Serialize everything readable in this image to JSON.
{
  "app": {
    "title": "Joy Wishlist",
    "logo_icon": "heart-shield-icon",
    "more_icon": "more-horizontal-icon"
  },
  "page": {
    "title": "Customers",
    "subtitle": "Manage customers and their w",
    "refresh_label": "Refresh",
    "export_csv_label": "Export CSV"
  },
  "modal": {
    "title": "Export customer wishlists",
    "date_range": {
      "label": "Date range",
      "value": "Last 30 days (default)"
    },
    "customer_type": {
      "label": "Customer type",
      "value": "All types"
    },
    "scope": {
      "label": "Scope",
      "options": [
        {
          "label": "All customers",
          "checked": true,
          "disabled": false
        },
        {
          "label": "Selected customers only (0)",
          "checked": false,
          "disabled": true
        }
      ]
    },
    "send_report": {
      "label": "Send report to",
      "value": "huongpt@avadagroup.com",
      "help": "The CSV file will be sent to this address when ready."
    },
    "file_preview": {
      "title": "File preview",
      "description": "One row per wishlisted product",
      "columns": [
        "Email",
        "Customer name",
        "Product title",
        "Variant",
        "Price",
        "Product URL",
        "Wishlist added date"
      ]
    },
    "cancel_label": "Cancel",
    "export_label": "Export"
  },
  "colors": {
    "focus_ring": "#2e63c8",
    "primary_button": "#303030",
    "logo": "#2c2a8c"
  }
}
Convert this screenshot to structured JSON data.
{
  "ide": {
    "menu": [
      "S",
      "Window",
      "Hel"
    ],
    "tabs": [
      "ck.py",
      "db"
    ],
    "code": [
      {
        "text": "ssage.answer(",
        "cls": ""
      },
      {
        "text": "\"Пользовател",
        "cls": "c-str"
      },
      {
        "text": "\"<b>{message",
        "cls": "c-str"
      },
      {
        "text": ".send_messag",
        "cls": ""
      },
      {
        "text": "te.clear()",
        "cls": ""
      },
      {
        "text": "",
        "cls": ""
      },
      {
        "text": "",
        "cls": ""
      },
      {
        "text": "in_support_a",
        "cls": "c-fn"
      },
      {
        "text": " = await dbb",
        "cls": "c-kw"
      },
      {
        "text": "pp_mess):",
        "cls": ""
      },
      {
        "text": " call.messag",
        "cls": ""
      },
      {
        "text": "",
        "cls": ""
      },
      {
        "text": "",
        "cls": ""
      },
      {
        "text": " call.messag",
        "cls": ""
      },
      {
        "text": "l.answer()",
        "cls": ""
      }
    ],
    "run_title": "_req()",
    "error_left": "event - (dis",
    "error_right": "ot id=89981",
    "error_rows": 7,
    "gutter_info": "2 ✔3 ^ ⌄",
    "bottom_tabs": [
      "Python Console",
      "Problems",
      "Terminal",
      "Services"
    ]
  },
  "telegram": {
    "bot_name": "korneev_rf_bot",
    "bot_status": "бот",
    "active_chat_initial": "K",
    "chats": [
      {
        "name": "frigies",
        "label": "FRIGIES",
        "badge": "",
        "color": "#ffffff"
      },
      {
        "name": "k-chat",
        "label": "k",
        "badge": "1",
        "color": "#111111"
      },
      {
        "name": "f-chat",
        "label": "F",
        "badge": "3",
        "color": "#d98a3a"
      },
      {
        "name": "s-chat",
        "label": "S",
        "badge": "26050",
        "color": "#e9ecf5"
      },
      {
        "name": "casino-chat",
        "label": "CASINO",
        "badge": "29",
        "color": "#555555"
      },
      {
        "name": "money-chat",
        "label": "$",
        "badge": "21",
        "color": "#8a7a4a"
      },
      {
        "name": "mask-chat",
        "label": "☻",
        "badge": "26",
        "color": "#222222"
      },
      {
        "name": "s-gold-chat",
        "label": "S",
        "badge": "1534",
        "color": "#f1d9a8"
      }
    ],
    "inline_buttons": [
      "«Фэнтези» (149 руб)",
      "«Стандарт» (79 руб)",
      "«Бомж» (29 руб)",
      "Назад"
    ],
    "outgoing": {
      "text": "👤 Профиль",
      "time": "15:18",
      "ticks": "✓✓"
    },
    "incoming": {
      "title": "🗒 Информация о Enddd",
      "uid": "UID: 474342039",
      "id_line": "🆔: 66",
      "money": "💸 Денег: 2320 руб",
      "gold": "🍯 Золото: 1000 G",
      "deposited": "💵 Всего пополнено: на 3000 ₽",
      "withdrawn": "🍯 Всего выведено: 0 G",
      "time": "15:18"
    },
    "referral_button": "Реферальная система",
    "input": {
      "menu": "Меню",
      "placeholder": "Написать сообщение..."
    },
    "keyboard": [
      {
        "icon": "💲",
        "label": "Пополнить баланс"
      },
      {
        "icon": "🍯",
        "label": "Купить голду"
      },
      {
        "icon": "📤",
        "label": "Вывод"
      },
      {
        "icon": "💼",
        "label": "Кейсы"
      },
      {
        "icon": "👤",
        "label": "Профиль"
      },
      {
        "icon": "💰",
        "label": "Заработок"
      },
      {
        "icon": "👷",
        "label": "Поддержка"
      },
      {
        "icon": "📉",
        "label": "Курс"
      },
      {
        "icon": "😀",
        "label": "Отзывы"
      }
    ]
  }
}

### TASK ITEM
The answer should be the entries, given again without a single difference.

### SOLUTION TO THE EXERCISE
Serialize everything readable in this image to JSON.
{
  "app": {
    "title": "Joy Wishlist",
    "logo_icon": "heart-shield-icon",
    "more_icon": "more-horizontal-icon"
  },
  "page": {
    "title": "Customers",
    "subtitle": "Manage customers and their w",
    "refresh_label": "Refresh",
    "export_csv_label": "Export CSV"
  },
  "modal": {
    "title": "Export customer wishlists",
    "date_range": {
      "label": "Date range",
      "value": "Last 30 days (default)"
    },
    "customer_type": {
      "label": "Customer type",
      "value": "All types"
    },
    "scope": {
      "label": "Scope",
      "options": [
        {
          "label": "All customers",
          "checked": true,
          "disabled": false
        },
        {
          "label": "Selected customers only (0)",
          "checked": false,
          "disabled": true
        }
      ]
    },
    "send_report": {
      "label": "Send report to",
      "value": "huongpt@avadagroup.com",
      "help": "The CSV file will be sent to this address when ready."
    },
    "file_preview": {
      "title": "File preview",
      "description": "One row per wishlisted product",
      "columns": [
        "Email",
        "Customer name",
        "Product title",
        "Variant",
        "Price",
        "Product URL",
        "Wishlist added date"
      ]
    },
    "cancel_label": "Cancel",
    "export_label": "Export"
  },
  "colors": {
    "focus_ring": "#2e63c8",
    "primary_button": "#303030",
    "logo": "#2c2a8c"
  }
}
Convert this screenshot to structured JSON data.
{
  "ide": {
    "menu": [
      "S",
      "Window",
      "Hel"
    ],
    "tabs": [
      "ck.py",
      "db"
    ],
    "code": [
      {
        "text": "ssage.answer(",
        "cls": ""
      },
      {
        "text": "\"Пользовател",
        "cls": "c-str"
      },
      {
        "text": "\"<b>{message",
        "cls": "c-str"
      },
      {
        "text": ".send_messag",
        "cls": ""
      },
      {
        "text": "te.clear()",
        "cls": ""
      },
      {
        "text": "",
        "cls": ""
      },
      {
        "text": "",
        "cls": ""
      },
      {
        "text": "in_support_a",
        "cls": "c-fn"
      },
      {
        "text": " = await dbb",
        "cls": "c-kw"
      },
      {
        "text": "pp_mess):",
        "cls": ""
      },
      {
        "text": " call.messag",
        "cls": ""
      },
      {
        "text": "",
        "cls": ""
      },
      {
        "text": "",
        "cls": ""
      },
      {
        "text": " call.messag",
        "cls": ""
      },
      {
        "text": "l.answer()",
        "cls": ""
      }
    ],
    "run_title": "_req()",
    "error_left": "event - (dis",
    "error_right": "ot id=89981",
    "error_rows": 7,
    "gutter_info": "2 ✔3 ^ ⌄",
    "bottom_tabs": [
      "Python Console",
      "Problems",
      "Terminal",
      "Services"
    ]
  },
  "telegram": {
    "bot_name": "korneev_rf_bot",
    "bot_status": "бот",
    "active_chat_initial": "K",
    "chats": [
      {
        "name": "frigies",
        "label": "FRIGIES",
        "badge": "",
        "color": "#ffffff"
      },
      {
        "name": "k-chat",
        "label": "k",
        "badge": "1",
        "color": "#111111"
      },
      {
        "name": "f-chat",
        "label": "F",
        "badge": "3",
        "color": "#d98a3a"
      },
      {
        "name": "s-chat",
        "label": "S",
        "badge": "26050",
        "color": "#e9ecf5"
      },
      {
        "name": "casino-chat",
        "label": "CASINO",
        "badge": "29",
        "color": "#555555"
      },
      {
        "name": "money-chat",
        "label": "$",
        "badge": "21",
        "color": "#8a7a4a"
      },
      {
        "name": "mask-chat",
        "label": "☻",
        "badge": "26",
        "color": "#222222"
      },
      {
        "name": "s-gold-chat",
        "label": "S",
        "badge": "1534",
        "color": "#f1d9a8"
      }
    ],
    "inline_buttons": [
      "«Фэнтези» (149 руб)",
      "«Стандарт» (79 руб)",
      "«Бомж» (29 руб)",
      "Назад"
    ],
    "outgoing": {
      "text": "👤 Профиль",
      "time": "15:18",
      "ticks": "✓✓"
    },
    "incoming": {
      "title": "🗒 Информация о Enddd",
      "uid": "UID: 474342039",
      "id_line": "🆔: 66",
      "money": "💸 Денег: 2320 руб",
      "gold": "🍯 Золото: 1000 G",
      "deposited": "💵 Всего пополнено: на 3000 ₽",
      "withdrawn": "🍯 Всего выведено: 0 G",
      "time": "15:18"
    },
    "referral_button": "Реферальная система",
    "input": {
      "menu": "Меню",
      "placeholder": "Написать сообщение..."
    },
    "keyboard": [
      {
        "icon": "💲",
        "label": "Пополнить баланс"
      },
      {
        "icon": "🍯",
        "label": "Купить голду"
      },
      {
        "icon": "📤",
        "label": "Вывод"
      },
      {
        "icon": "💼",
        "label": "Кейсы"
      },
      {
        "icon": "👤",
        "label": "Профиль"
      },
      {
        "icon": "💰",
        "label": "Заработок"
      },
      {
        "icon": "👷",
        "label": "Поддержка"
      },
      {
        "icon": "📉",
        "label": "Курс"
      },
      {
        "icon": "😀",
        "label": "Отзывы"
      }
    ]
  }
}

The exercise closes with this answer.